I miss him too, you guys. - Kelley L Cox-US PRESSWIRE
Josh Henderson is Vanderbilt's only true center for 2012-2013, and he's raw and coming off of an injury. Can PF Shelby Moats handle minutes at the pivot?
The Vanderbilt men's basketball team kicked off their 2012-2013 campaign with a win on Saturday, beating Nicholls State 80-65 at Memorial Gym. The victory was a solid start in what should prove to be a rebuilding campaign for a young Commodore squad. Kevin Stallings will have to replace six players from last year's SEC Champions, and he'll have to do it without the indefinitely suspended Dai-Jon Parker.
While Parker's absence hurts, the 'Dores have the depth at guard to make due - at least in the short term. Vanderbilt wouldn't be as lucky if they were to lose one of their big men in 2013. The team is already adjusting to playing small ball, but they'll still need someone to man the pivot and pull down rebounds from the center position.
The Commodores have two young players who are slotted for minutes as the team's big man amongst a three-guard set. Redshirt sophomore Josh Henderson will have to prove that he can stay healthy if he wants to be a starter for Stallings this season. Behind him, power forward Shelby Moats will slide into whatever capacity the team needs him to fill as Vandy's only other reliable option over 6'6" in the paint.
How do these two stack up? Let's take a closer look:
Josh Henderson - Henderson was beginning to show promise as a redshirt freshman before suffering a stress fracture that ended his year early. His first year of NCAA play was essentially shut down after playing a career-high 18 minutes against Xavier. After that, injury woes limited him to just three minutes of game time for he rest of the season.
He's been the victim of a slow recovery process since then, falling prey to related injury issues and missing early fall practices as he worked his way back up into game shape. In Saturday's season opener, he played just 13 minutes despite the team's lack of depth amongst big men. His play wasn't exactly encouraging, either - Henderson scored three points but had just two rebounds in the Commodore win.
However, he has the ability to be an impact player for this team if he can use his combination of length and intelligence around the basket. Henderson showed off a nice scoring touch around the rim as a freshman, and his ballhandling, combined with solid passing from the post, help give this team an extra dimension on offense. No one is going to mistake him for Festus Ezeli, but he'll be able to protect the ball better and facilitate the offense more from his spot on the court than Ezeli did before him.
Henderson still has plenty of upside and the talent to develop into a threat on both sides of the court. He still needs to bulk up more, but he's an athletic player who has the intelligence to be a frustrating presence for opponents to deal with. First, he'll have to show that injuries haven't set his learning curve too far back. If he can be a healthy post presence in 2012-2013, he'll get all the minutes he can handle for the Commodores.

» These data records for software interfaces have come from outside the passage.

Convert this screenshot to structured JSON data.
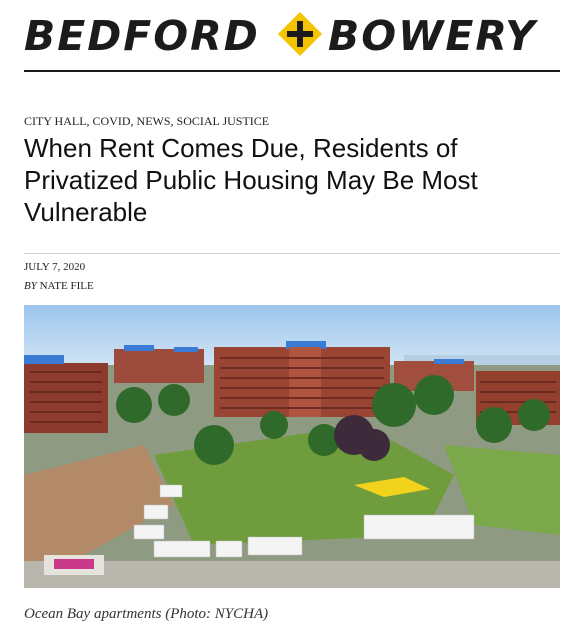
{
  "site": {
    "logo_left": "BEDFORD",
    "logo_right": "BOWERY",
    "logo_symbol": "plus-diamond-icon",
    "accent_color": "#f5c400"
  },
  "article": {
    "categories": [
      "CITY HALL",
      "COVID",
      "NEWS",
      "SOCIAL JUSTICE"
    ],
    "category_separator": ", ",
    "headline": "When Rent Comes Due, Residents of Privatized Public Housing May Be Most Vulnerable",
    "date": "JULY 7, 2020",
    "byline_prefix": "BY",
    "author": "NATE FILE",
    "photo_description_icon": "housing-complex-photo",
    "caption": "Ocean Bay apartments (Photo: NYCHA)"
  }
}
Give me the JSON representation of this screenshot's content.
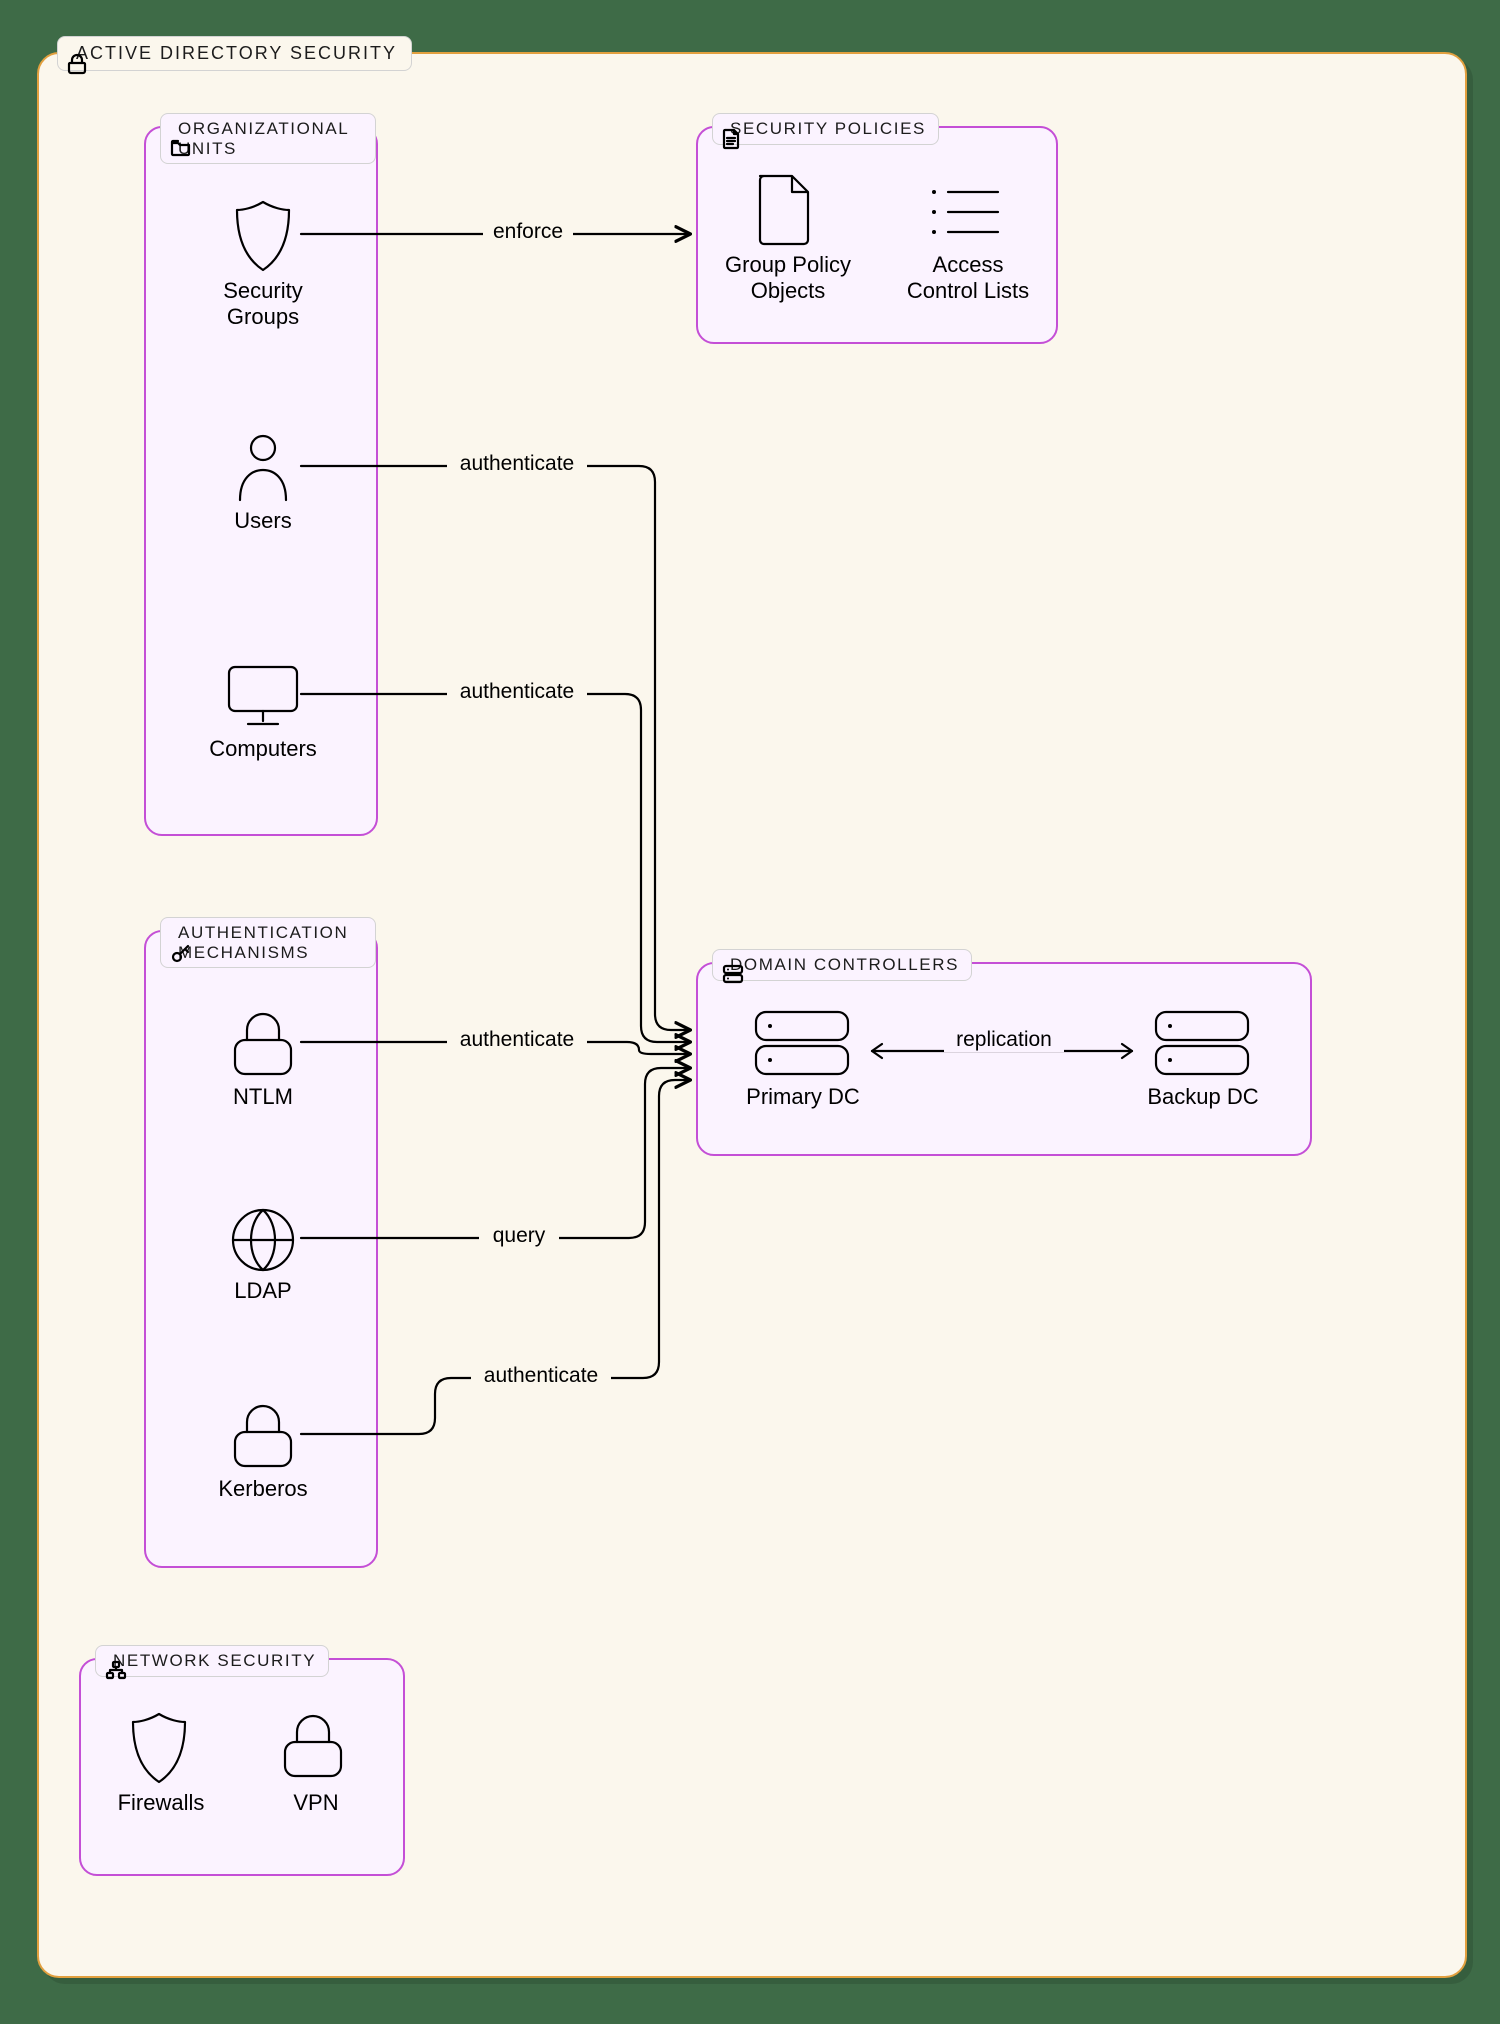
{
  "root": {
    "label": "ACTIVE DIRECTORY SECURITY"
  },
  "groups": {
    "ou": {
      "label": "ORGANIZATIONAL UNITS"
    },
    "sp": {
      "label": "SECURITY POLICIES"
    },
    "am": {
      "label": "AUTHENTICATION MECHANISMS"
    },
    "dc": {
      "label": "DOMAIN CONTROLLERS"
    },
    "ns": {
      "label": "NETWORK SECURITY"
    }
  },
  "nodes": {
    "sg": {
      "label": "Security Groups"
    },
    "users": {
      "label": "Users"
    },
    "comp": {
      "label": "Computers"
    },
    "gpo": {
      "label": "Group Policy Objects"
    },
    "acl": {
      "label": "Access Control Lists"
    },
    "ntlm": {
      "label": "NTLM"
    },
    "ldap": {
      "label": "LDAP"
    },
    "kerb": {
      "label": "Kerberos"
    },
    "pdc": {
      "label": "Primary DC"
    },
    "bdc": {
      "label": "Backup DC"
    },
    "fw": {
      "label": "Firewalls"
    },
    "vpn": {
      "label": "VPN"
    }
  },
  "edges": {
    "enforce": {
      "label": "enforce"
    },
    "auth1": {
      "label": "authenticate"
    },
    "auth2": {
      "label": "authenticate"
    },
    "auth3": {
      "label": "authenticate"
    },
    "query": {
      "label": "query"
    },
    "auth4": {
      "label": "authenticate"
    },
    "repl": {
      "label": "replication"
    }
  }
}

Shelby Moats - Moats has been starting as the team's lone big man as Henderson works back from injury this season, but he's expected to slide back to his natural power forward role whenever possible - i.e., whenever Hendo is on the court next to him. Those traditional 4-5 lineups might not see much running time under Kevin Stallings this year, so it's possible that Moats's sophomore season will be spent as a hybrid forward/center despite only being 6'8".
Aside from James Siakam, Moats is probably the team's most skilled player when it comes to getting position near the basket and pulling down rebounds in traffic. He's a strong forward with a soft shooting touch, but he's still learning how to be an efficient scorer against NCAA teams. He can body up opposing big men near the rim, but the SEC's taller centers will be able to shoot over him when they need to.